--- DATA EXTRACTS Enclosed Below ---
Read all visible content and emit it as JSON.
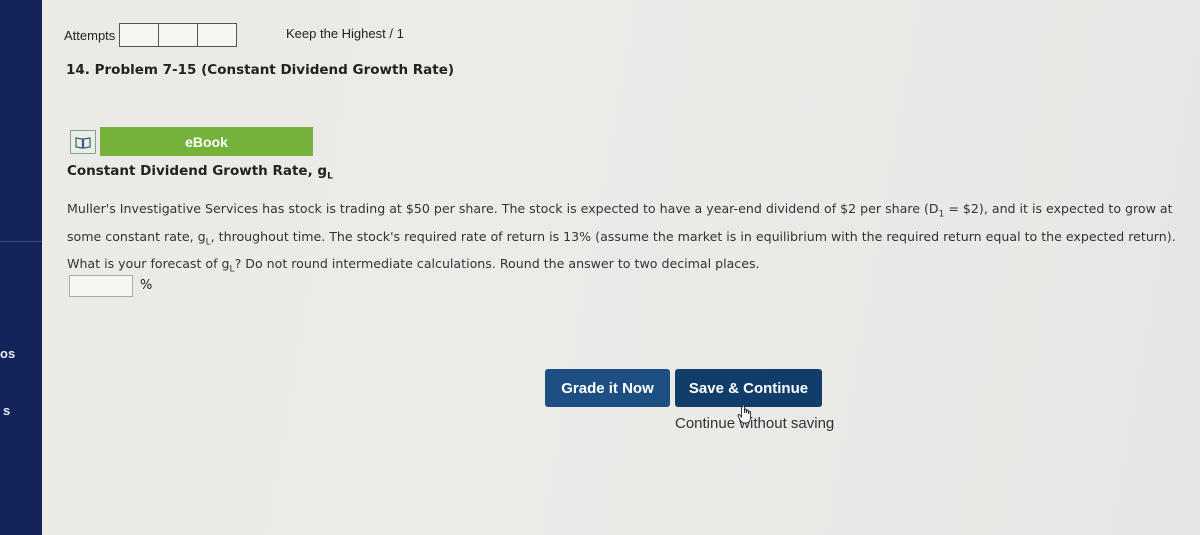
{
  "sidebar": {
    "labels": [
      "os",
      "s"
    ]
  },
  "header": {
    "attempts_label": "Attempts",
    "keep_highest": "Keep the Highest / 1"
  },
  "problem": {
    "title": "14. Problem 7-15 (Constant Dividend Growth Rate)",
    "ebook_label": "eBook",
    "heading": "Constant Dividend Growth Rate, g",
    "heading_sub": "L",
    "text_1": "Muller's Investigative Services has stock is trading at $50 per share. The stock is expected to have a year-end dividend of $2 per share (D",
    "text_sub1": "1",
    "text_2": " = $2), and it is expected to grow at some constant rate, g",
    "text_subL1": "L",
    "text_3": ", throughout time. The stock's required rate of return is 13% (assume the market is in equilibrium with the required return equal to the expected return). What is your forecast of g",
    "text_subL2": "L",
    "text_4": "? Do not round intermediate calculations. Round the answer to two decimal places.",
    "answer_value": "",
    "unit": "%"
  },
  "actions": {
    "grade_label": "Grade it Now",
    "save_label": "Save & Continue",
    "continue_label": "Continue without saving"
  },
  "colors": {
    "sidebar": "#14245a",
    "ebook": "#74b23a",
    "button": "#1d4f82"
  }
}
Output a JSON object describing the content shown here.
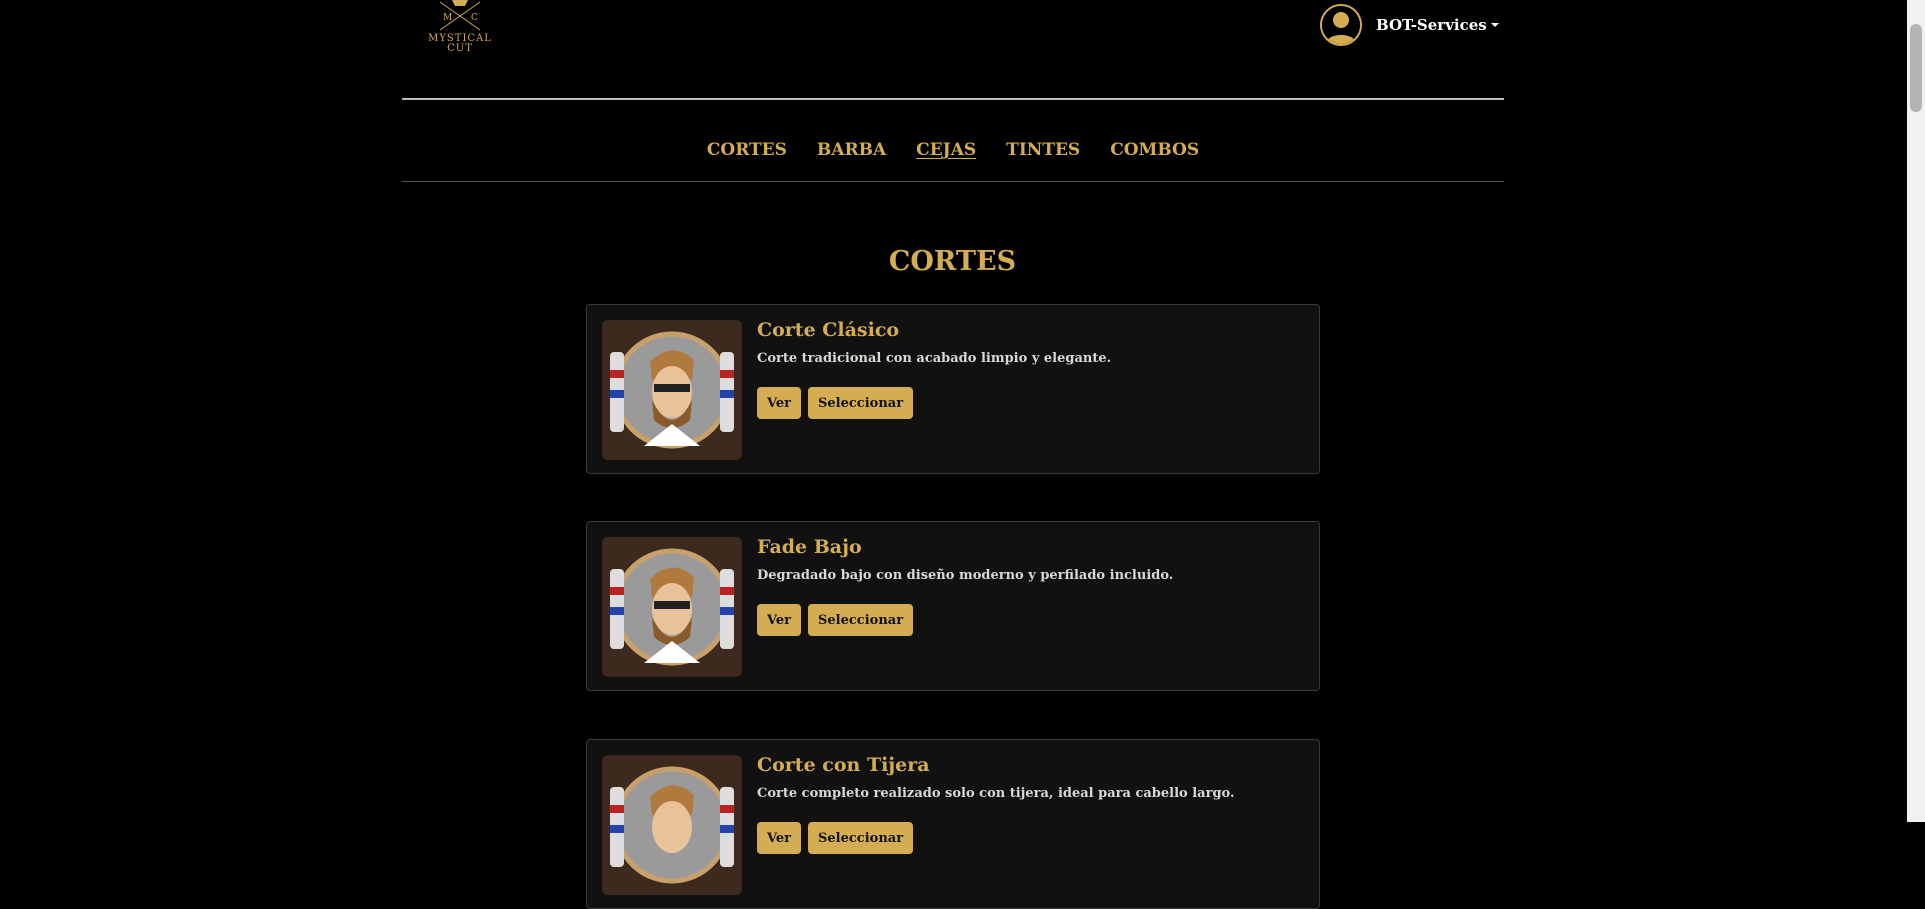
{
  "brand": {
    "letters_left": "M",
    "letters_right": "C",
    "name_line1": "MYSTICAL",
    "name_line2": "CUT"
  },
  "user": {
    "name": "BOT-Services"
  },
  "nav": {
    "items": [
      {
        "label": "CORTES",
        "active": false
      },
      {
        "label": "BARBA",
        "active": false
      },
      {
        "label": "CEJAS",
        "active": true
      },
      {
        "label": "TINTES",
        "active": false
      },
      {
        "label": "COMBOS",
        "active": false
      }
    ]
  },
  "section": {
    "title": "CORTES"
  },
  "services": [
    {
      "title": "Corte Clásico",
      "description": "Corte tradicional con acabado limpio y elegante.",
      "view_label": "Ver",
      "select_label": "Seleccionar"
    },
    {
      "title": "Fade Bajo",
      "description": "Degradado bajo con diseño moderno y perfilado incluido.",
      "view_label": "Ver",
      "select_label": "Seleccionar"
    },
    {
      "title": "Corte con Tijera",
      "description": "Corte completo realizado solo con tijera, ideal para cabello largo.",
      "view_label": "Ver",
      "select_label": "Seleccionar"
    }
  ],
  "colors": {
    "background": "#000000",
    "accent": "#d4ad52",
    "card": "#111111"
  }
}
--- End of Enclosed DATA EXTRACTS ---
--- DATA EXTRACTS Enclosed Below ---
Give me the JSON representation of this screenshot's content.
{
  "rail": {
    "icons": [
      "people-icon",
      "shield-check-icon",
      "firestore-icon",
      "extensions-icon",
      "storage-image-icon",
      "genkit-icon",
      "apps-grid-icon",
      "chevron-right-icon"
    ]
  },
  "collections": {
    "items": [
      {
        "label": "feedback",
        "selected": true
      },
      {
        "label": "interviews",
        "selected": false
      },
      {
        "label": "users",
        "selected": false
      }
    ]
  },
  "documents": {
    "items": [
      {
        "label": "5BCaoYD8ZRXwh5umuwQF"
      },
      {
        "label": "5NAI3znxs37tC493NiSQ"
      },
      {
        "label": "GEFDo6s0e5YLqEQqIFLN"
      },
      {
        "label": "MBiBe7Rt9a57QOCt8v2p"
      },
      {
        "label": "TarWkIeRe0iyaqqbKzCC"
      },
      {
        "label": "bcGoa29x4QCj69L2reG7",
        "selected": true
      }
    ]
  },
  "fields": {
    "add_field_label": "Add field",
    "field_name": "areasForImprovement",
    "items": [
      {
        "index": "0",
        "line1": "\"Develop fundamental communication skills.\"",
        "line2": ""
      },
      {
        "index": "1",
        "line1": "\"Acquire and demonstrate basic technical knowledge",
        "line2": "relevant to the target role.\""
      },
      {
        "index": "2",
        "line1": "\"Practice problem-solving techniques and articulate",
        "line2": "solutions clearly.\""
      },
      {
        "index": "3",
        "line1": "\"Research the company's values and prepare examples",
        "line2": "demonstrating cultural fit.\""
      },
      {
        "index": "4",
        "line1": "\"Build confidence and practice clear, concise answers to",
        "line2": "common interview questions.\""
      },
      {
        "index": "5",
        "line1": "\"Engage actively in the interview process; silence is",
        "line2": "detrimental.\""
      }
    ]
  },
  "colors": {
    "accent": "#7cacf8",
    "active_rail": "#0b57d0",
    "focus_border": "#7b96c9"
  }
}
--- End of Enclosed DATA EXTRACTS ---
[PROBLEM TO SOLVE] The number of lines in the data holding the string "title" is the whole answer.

[RESPONSE AREA] 5